■ Assignment ■
Please restate the records below verbatim, omitting every image they hold.

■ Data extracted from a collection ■
═══
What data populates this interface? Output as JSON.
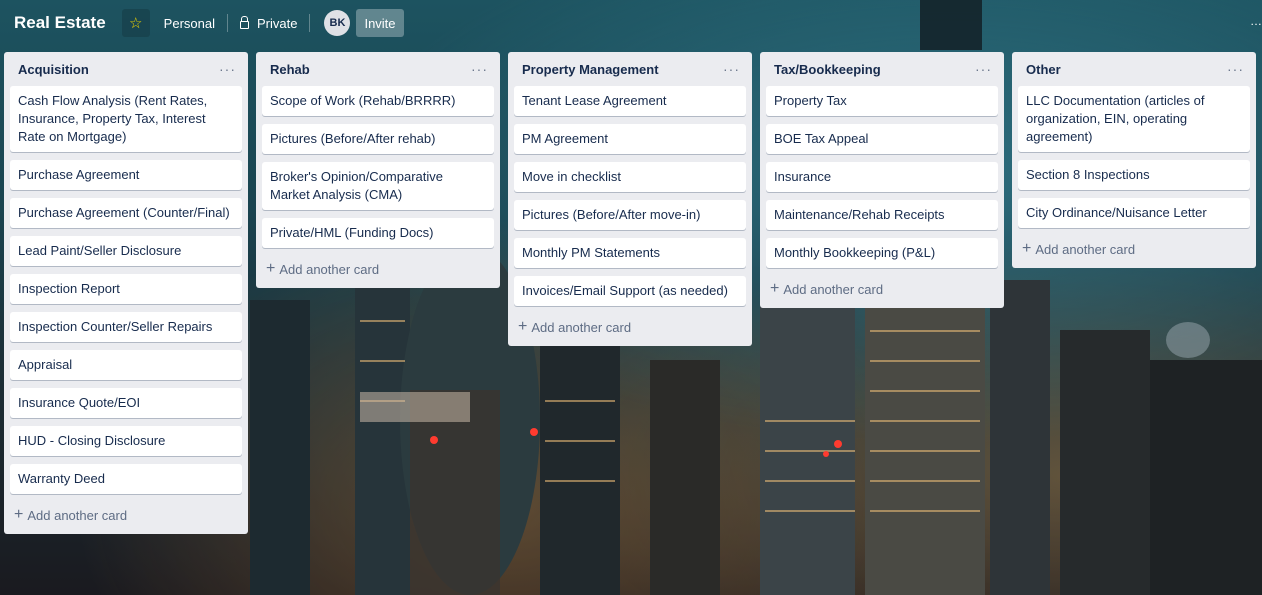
{
  "header": {
    "board_title": "Real Estate",
    "star_icon": "star-icon",
    "team_label": "Personal",
    "visibility_label": "Private",
    "avatar_initials": "BK",
    "invite_label": "Invite"
  },
  "add_card_label": "Add another card",
  "lists": [
    {
      "title": "Acquisition",
      "cards": [
        "Cash Flow Analysis (Rent Rates, Insurance, Property Tax, Interest Rate on Mortgage)",
        "Purchase Agreement",
        "Purchase Agreement (Counter/Final)",
        "Lead Paint/Seller Disclosure",
        "Inspection Report",
        "Inspection Counter/Seller Repairs",
        "Appraisal",
        "Insurance Quote/EOI",
        "HUD - Closing Disclosure",
        "Warranty Deed"
      ]
    },
    {
      "title": "Rehab",
      "cards": [
        "Scope of Work (Rehab/BRRRR)",
        "Pictures (Before/After rehab)",
        "Broker's Opinion/Comparative Market Analysis (CMA)",
        "Private/HML (Funding Docs)"
      ]
    },
    {
      "title": "Property Management",
      "cards": [
        "Tenant Lease Agreement",
        "PM Agreement",
        "Move in checklist",
        "Pictures (Before/After move-in)",
        "Monthly PM Statements",
        "Invoices/Email Support (as needed)"
      ]
    },
    {
      "title": "Tax/Bookkeeping",
      "cards": [
        "Property Tax",
        "BOE Tax Appeal",
        "Insurance",
        "Maintenance/Rehab Receipts",
        "Monthly Bookkeeping (P&L)"
      ]
    },
    {
      "title": "Other",
      "cards": [
        "LLC Documentation (articles of organization, EIN, operating agreement)",
        "Section 8 Inspections",
        "City Ordinance/Nuisance Letter"
      ]
    }
  ]
}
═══
■ Response to this task ■
What data populates this interface? Output as JSON.
{
  "header": {
    "board_title": "Real Estate",
    "star_icon": "star-icon",
    "team_label": "Personal",
    "visibility_label": "Private",
    "avatar_initials": "BK",
    "invite_label": "Invite"
  },
  "add_card_label": "Add another card",
  "lists": [
    {
      "title": "Acquisition",
      "cards": [
        "Cash Flow Analysis (Rent Rates, Insurance, Property Tax, Interest Rate on Mortgage)",
        "Purchase Agreement",
        "Purchase Agreement (Counter/Final)",
        "Lead Paint/Seller Disclosure",
        "Inspection Report",
        "Inspection Counter/Seller Repairs",
        "Appraisal",
        "Insurance Quote/EOI",
        "HUD - Closing Disclosure",
        "Warranty Deed"
      ]
    },
    {
      "title": "Rehab",
      "cards": [
        "Scope of Work (Rehab/BRRRR)",
        "Pictures (Before/After rehab)",
        "Broker's Opinion/Comparative Market Analysis (CMA)",
        "Private/HML (Funding Docs)"
      ]
    },
    {
      "title": "Property Management",
      "cards": [
        "Tenant Lease Agreement",
        "PM Agreement",
        "Move in checklist",
        "Pictures (Before/After move-in)",
        "Monthly PM Statements",
        "Invoices/Email Support (as needed)"
      ]
    },
    {
      "title": "Tax/Bookkeeping",
      "cards": [
        "Property Tax",
        "BOE Tax Appeal",
        "Insurance",
        "Maintenance/Rehab Receipts",
        "Monthly Bookkeeping (P&L)"
      ]
    },
    {
      "title": "Other",
      "cards": [
        "LLC Documentation (articles of organization, EIN, operating agreement)",
        "Section 8 Inspections",
        "City Ordinance/Nuisance Letter"
      ]
    }
  ]
}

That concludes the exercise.